Not-for-profit organisations such as schools, churches and charities could be at risk of breaching the legislation with the introduction of a new accounting standard.
Last year the Australian Accounting Standards Board introduced a new accounting standard (AASB 10 Consolidated Financial Statements) which changes the way businesses and not-for-profits determine control over associated entities.
The new standard became mandatory for businesses in December 2013 and will now become mandatory on 31 December 2014 for not-for-profits.
However, many not-for-profit organisations are unaware of the changes, the application of which could give rise to a number of unexpected issues.
AASB 10 has been designed to establish the principles for the preparation of consolidated financial statements when an entity controls one or more other entities. Its aim is to ensure the end users of financial statements are provided with a more comprehensive reflection of a group’s current position.

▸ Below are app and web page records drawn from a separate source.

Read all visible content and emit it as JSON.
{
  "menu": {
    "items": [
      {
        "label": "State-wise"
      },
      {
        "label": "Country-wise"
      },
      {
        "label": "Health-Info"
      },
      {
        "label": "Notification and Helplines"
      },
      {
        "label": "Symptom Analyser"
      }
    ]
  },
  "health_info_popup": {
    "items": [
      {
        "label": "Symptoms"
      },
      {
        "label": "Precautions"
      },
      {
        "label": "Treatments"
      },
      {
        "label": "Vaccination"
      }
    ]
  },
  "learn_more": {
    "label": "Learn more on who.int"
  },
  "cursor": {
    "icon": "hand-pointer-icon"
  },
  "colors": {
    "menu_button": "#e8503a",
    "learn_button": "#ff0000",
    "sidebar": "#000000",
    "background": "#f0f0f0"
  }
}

It is anticipated that a number of previously unconsolidated groups will now be expected to prepare consolidated financial statements under the new standard.
However, the standard only applies mandatorily to those entities that prepare general purpose financial statements. Consequently, some entities may ‘choose’ to prepare the less onerous special purpose financial statements in order to avoid the complexities of consolidation even though the reporting entity concept is not designed to be a choice but based on the existence of users (see more below).
For the users of financial statements the end result could be less transparency.
Application of AASB 10
AASB 10 changes the way in which control over an entity is assessed. The new standard considers whether an entity has power, exposure or rights to variable returns from its involvement with the investee and a link between that power and those variable returns.
This is a significant departure from the previous standard which largely considered only ownership interest as an indicator of control.
As such it is possible that previously unconsolidated entities will now require consolidation. Some may find this problematic, and while they have been encouraged to prepare early it is expected that many entities will be caught out assuming there are no changes to the consolidated group.
Consider the following examples:
Example 1: Your Local School
A school has a building fund established to ‘hold’ monies ‘received’ from the school. As an unincorporated entity there is no ownership interest by the school over the building fund. Therefore, these funds have historically been left out of the consolidated picture, however, under AASB 10 ownership interest is irrelevant.
The school (via the school council) dictates how the money is to be spent and therefore the school arguably has the power to direct the relevant activities of the fund. Assuming the other elements of the control model are present, the building fund will require consolidation.
Example 2: An Incorporated Association
An Incorporated Association has been established to raise funds for an overseas charity. Due to the structure of the arrangement there is no ownership interest between the Association and the charity, however the Association has the ability to direct how the charity spends the funds raised. Therefore, under AASB 10 it is likely that the Association would control the charity and would be required to consolidate the financial position and performance of the charity.
It is possible that the overseas charity may not comply with equivalents to Australian Accounting Standards or there may be deficiencies in record keeping. As a consequence obtaining the information necessary to consolidate may be difficult.
These examples are commonplace, providing an additional financial and administrative burden on the entities involved. As a result, we have seen instances where entities are considering their options for preparing special purpose financial statements in order to avoid the additional work required to consolidated controlled entities.
General or special purpose financial statements – a choice?
While not intended to be a ‘choice’ there is much debate around the framework provided for determining whether an entity prepares general or special purpose financial statements.
Under the Australian Accounting Standards, entities are deemed to be either reporting entities (which must comply with all applicable Australian Accounting Standards and prepare general purpose financial statements) or non-reporting entities (which typically comply with only some of the standards and prepare the less onerous special purpose financial statements.)
Whether an entity is a reporting entity is determined by its management team who must determine whether it is reasonable to expect that there are users of general purpose financial statements who depend on them to make economic decisions. If such users exist, the entity is deemed to be a reporting entity.
Many commentators, however, believe that the reporting entity concept is flawed and that in many cases, entities which ought to be reporting entities have deemed themselves non-reporting entities in order to prepare the less onerous special purpose financial statements.
What you should do
Many entities, particularly not-for-profits, have not yet considered the changes much less performed a reassessment of consolidation conclusions. These entities may be caught out by the changes as the time commitment required for gathering the necessary additional information to perform the retrospective restatement may be greater than expected.
If you have not yet assessed how AASB 10 will apply to your entity please contact your local William Buck advisor.